• [DIRECTIONS]:
Within these entries, how many lines contain the word "Tops"? Answer with the number alone.

================

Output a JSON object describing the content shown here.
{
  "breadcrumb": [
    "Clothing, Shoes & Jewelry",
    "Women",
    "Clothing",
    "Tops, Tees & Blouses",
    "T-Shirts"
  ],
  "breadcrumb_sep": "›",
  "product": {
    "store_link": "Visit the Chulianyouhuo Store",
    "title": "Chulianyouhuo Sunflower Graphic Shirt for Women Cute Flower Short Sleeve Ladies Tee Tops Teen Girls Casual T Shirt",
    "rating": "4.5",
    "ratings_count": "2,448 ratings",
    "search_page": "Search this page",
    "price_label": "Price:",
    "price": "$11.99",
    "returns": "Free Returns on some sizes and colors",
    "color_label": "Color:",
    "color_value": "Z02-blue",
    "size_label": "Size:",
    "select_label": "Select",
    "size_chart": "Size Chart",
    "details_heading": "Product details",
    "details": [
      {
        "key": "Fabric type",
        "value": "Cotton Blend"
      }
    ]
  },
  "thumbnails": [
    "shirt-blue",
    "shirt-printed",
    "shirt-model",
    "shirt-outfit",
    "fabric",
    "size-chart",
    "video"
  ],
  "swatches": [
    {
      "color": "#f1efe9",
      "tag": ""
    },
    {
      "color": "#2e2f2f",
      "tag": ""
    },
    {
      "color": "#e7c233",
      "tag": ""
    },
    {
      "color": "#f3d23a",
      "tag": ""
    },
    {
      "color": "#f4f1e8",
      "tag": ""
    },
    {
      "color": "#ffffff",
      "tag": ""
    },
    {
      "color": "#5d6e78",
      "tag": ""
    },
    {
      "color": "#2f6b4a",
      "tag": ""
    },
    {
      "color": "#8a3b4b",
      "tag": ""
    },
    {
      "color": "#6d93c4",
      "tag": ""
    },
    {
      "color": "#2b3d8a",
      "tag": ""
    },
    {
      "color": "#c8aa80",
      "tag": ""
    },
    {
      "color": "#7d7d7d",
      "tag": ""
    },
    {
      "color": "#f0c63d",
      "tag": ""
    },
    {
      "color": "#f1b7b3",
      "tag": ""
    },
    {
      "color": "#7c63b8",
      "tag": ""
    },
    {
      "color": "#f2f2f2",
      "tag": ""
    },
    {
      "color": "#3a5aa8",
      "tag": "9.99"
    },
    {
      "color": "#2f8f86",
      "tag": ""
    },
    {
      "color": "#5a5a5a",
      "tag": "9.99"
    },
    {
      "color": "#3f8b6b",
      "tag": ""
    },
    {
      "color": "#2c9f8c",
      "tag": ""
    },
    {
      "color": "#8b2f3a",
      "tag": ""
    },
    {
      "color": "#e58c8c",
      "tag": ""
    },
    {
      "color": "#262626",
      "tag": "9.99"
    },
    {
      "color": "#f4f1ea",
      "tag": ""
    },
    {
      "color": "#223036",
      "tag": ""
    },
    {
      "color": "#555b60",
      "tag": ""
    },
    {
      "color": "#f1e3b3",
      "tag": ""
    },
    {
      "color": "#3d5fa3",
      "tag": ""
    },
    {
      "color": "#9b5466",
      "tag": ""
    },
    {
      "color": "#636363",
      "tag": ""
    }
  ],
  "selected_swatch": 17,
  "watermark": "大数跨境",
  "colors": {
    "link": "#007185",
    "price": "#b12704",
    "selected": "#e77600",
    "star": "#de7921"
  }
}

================

• [OUTPUT]:
2